The defendant moved to dismiss the action because the complaint does not state facts sufficient to constitute a cause of action. This motion can be made even in this Court, but the action will be dismissed only when the court below had no jurisdiction, or when it affirmatively appears that the cause of action is defective, and not when it is merely defectively stated and the defect can be cured by amendment. The defect alleged in this case is that the matter contained in the letter of the defendant to Saunders is not libelous per se and that the plaintiff does not allege special damage. If the words of the letter are not libelous per se and could only become actionable if special damage be alleged, the complaint, if there has been a failure to allege therein special damage, would only be a defective statement of a cause of action as distinguished from the statement of a defective cause of action, and the defect was waived or cured, and there was an aider when the defendant answered the complaint. The defect could be taken advantage of only by a (178) demurrer in the court below. Bennett v. Telegraph Co., 128 N.C. 103, Mizell v. Ruffin, 118 N.C. 69.

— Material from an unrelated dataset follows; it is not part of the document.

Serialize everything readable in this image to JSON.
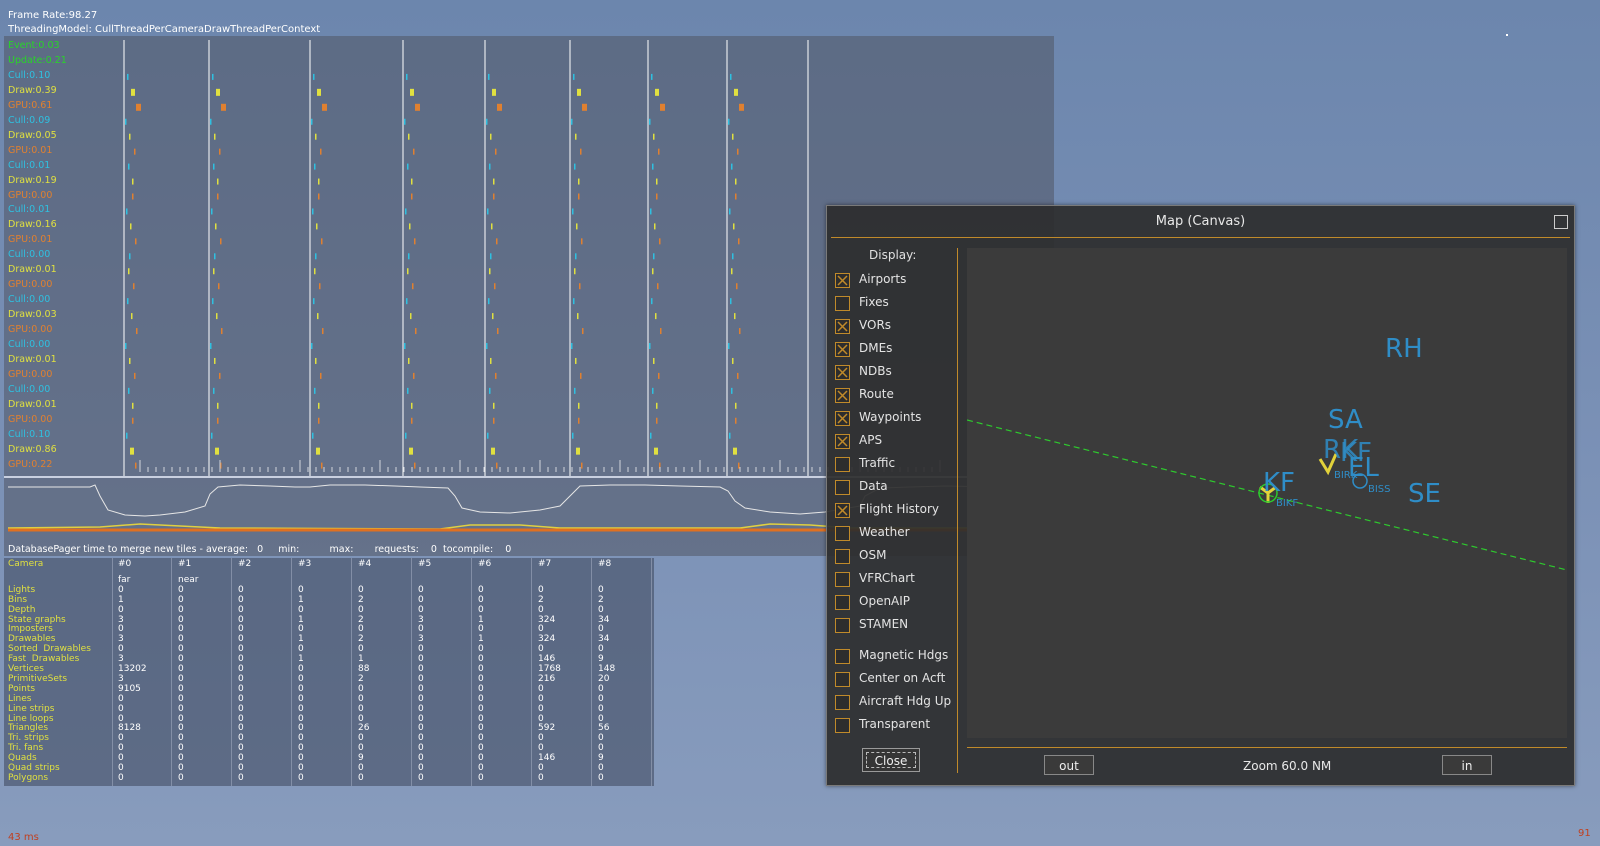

In Johnson v. Finch, 93 N.C. 205, cited in the defendant's brief, the plaintiff sought to recover damages for false arrest, and failed to allege in the complaint that the action in which the order of arrest was issued had been terminated. It was held that this was merely a defective statement of a cause of action, although the plaintiff had failed to allege a fact which was essential in order to constitute a good cause of action for the arrest.
In Garrett v. Trotter, 65 N.C. 430, the Court by Pearson, C. J., says: "When there is a defect in substance, as an omission of a material allegation in the complaint, it is a defective statement of a cause of action, and the demurrer must specify it, to the end that it may be amended by making the (necessary) allegation."
That a failure to point out the defect by demurrer and an election to answer is a waiver of the defect, has repeatedly been decided by this Court. Clark's Code (3 Ed.), sec. 242, and notes.
The distinction between a defective cause of action and a defective statement of a good cause of action is well stated by Clark, J., in Bank v. Cocke, 127 N.C. 467, 473. He says: "If the defendant had demurred, could the judge have cured it by permitting the amended averment? If so, the failure to demur waives the objection. If, on the other hand, the defect is so organic that permission to amend cannot cure it, then it is a defective statement, of which advantage could be taken here."
If there is any defect in this complaint, it surely is not organic, and could perhaps have easily been removed or remedied if a demurrer had been filed in the court below and the defect had been specified therein.
For the reasons given, the motion to dismiss is denied, and because of the erroneous ruling of the court upon the evidence, the issues (179) in the case must be submitted to another jury.
Cited: Wright v. Ins. Co., 138 N.C. 491; Riley v. Stone, 174 N.C. 597.